• What the task asks: Look through the entries for the string "icon" and copy every line where it shows up.

** Supplied records follows **

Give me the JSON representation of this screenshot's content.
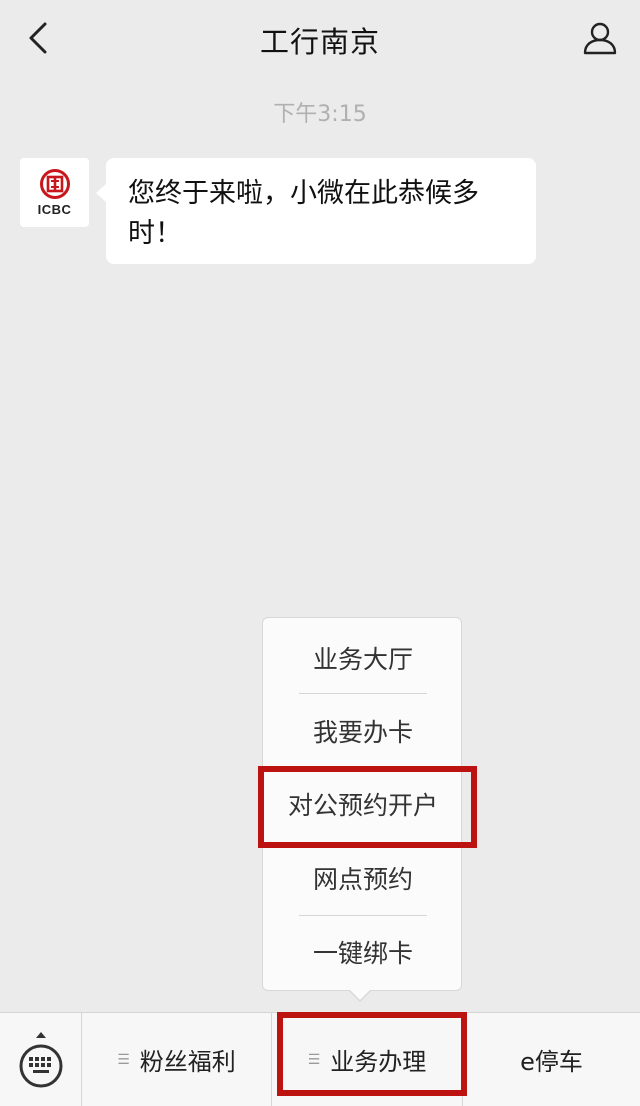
{
  "header": {
    "title": "工行南京",
    "back_icon": "chevron-left-icon",
    "user_icon": "person-icon"
  },
  "chat": {
    "timestamp": "下午3:15",
    "avatar": {
      "logo_text": "ICBC",
      "brand_color": "#c8161d"
    },
    "message": "您终于来啦，小微在此恭候多时！"
  },
  "popup_menu": {
    "items": [
      {
        "label": "业务大厅"
      },
      {
        "label": "我要办卡"
      },
      {
        "label": "对公预约开户",
        "highlighted": true
      },
      {
        "label": "网点预约"
      },
      {
        "label": "一键绑卡"
      }
    ]
  },
  "bottom_menu": {
    "keyboard_icon": "keyboard-icon",
    "tabs": [
      {
        "label": "粉丝福利",
        "has_submenu": true
      },
      {
        "label": "业务办理",
        "has_submenu": true,
        "highlighted": true
      },
      {
        "label": "e停车",
        "has_submenu": false
      }
    ]
  },
  "colors": {
    "background": "#ebebeb",
    "highlight": "#bd1310",
    "bubble": "#ffffff"
  }
}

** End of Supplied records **

• Solution for this exercise:
    "back_icon": "chevron-left-icon",
    "user_icon": "person-icon"
    "keyboard_icon": "keyboard-icon",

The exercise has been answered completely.